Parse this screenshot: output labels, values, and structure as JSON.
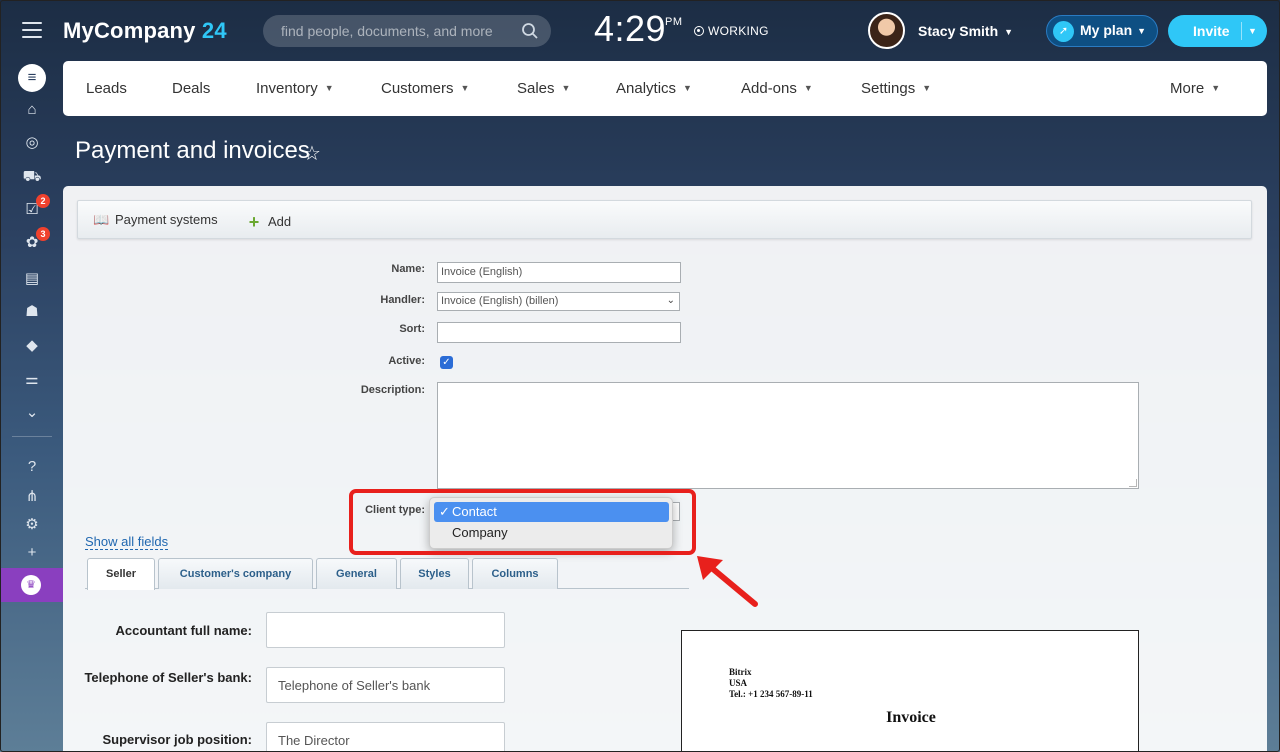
{
  "app": {
    "logo_text": "MyCompany",
    "logo_num": "24",
    "search_placeholder": "find people, documents, and more",
    "clock_time": "4:29",
    "clock_ampm": "PM",
    "work_status": "WORKING",
    "user_name": "Stacy Smith",
    "my_plan": "My plan",
    "invite": "Invite"
  },
  "rail": {
    "badge_tasks": "2",
    "badge_feed": "3"
  },
  "nav": {
    "items": [
      "Leads",
      "Deals",
      "Inventory",
      "Customers",
      "Sales",
      "Analytics",
      "Add-ons",
      "Settings",
      "More"
    ]
  },
  "page": {
    "title": "Payment and invoices"
  },
  "toolbar": {
    "payment_systems": "Payment systems",
    "add": "Add"
  },
  "form": {
    "name_label": "Name:",
    "name_value": "Invoice (English)",
    "handler_label": "Handler:",
    "handler_value": "Invoice (English) (billen)",
    "sort_label": "Sort:",
    "sort_value": "",
    "active_label": "Active:",
    "active_checked": true,
    "description_label": "Description:",
    "client_type_label": "Client type:",
    "client_type_options": [
      "Contact",
      "Company"
    ],
    "client_type_selected": "Contact",
    "check_mark": "✓"
  },
  "show_all_fields": "Show all fields",
  "tabs": [
    "Seller",
    "Customer's company",
    "General",
    "Styles",
    "Columns"
  ],
  "seller_fields": {
    "accountant_label": "Accountant full name:",
    "accountant_value": "",
    "bank_phone_label": "Telephone of Seller's bank:",
    "bank_phone_placeholder": "Telephone of Seller's bank",
    "supervisor_label": "Supervisor job position:",
    "supervisor_value": "The Director"
  },
  "preview": {
    "company": "Bitrix",
    "country": "USA",
    "phone": "Tel.: +1 234 567-89-11",
    "title": "Invoice"
  },
  "colors": {
    "accent": "#2fc7f7",
    "highlight_box": "#e8201c",
    "selected_option": "#4b90f0",
    "plan_button": "#0e4f83"
  }
}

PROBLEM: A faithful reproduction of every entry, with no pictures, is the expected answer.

RESPONSE AREA:
Parse this screenshot: output labels, values, and structure as JSON.
{
  "app": {
    "logo_text": "MyCompany",
    "logo_num": "24",
    "search_placeholder": "find people, documents, and more",
    "clock_time": "4:29",
    "clock_ampm": "PM",
    "work_status": "WORKING",
    "user_name": "Stacy Smith",
    "my_plan": "My plan",
    "invite": "Invite"
  },
  "rail": {
    "badge_tasks": "2",
    "badge_feed": "3"
  },
  "nav": {
    "items": [
      "Leads",
      "Deals",
      "Inventory",
      "Customers",
      "Sales",
      "Analytics",
      "Add-ons",
      "Settings",
      "More"
    ]
  },
  "page": {
    "title": "Payment and invoices"
  },
  "toolbar": {
    "payment_systems": "Payment systems",
    "add": "Add"
  },
  "form": {
    "name_label": "Name:",
    "name_value": "Invoice (English)",
    "handler_label": "Handler:",
    "handler_value": "Invoice (English) (billen)",
    "sort_label": "Sort:",
    "sort_value": "",
    "active_label": "Active:",
    "active_checked": true,
    "description_label": "Description:",
    "client_type_label": "Client type:",
    "client_type_options": [
      "Contact",
      "Company"
    ],
    "client_type_selected": "Contact",
    "check_mark": "✓"
  },
  "show_all_fields": "Show all fields",
  "tabs": [
    "Seller",
    "Customer's company",
    "General",
    "Styles",
    "Columns"
  ],
  "seller_fields": {
    "accountant_label": "Accountant full name:",
    "accountant_value": "",
    "bank_phone_label": "Telephone of Seller's bank:",
    "bank_phone_placeholder": "Telephone of Seller's bank",
    "supervisor_label": "Supervisor job position:",
    "supervisor_value": "The Director"
  },
  "preview": {
    "company": "Bitrix",
    "country": "USA",
    "phone": "Tel.: +1 234 567-89-11",
    "title": "Invoice"
  },
  "colors": {
    "accent": "#2fc7f7",
    "highlight_box": "#e8201c",
    "selected_option": "#4b90f0",
    "plan_button": "#0e4f83"
  }
}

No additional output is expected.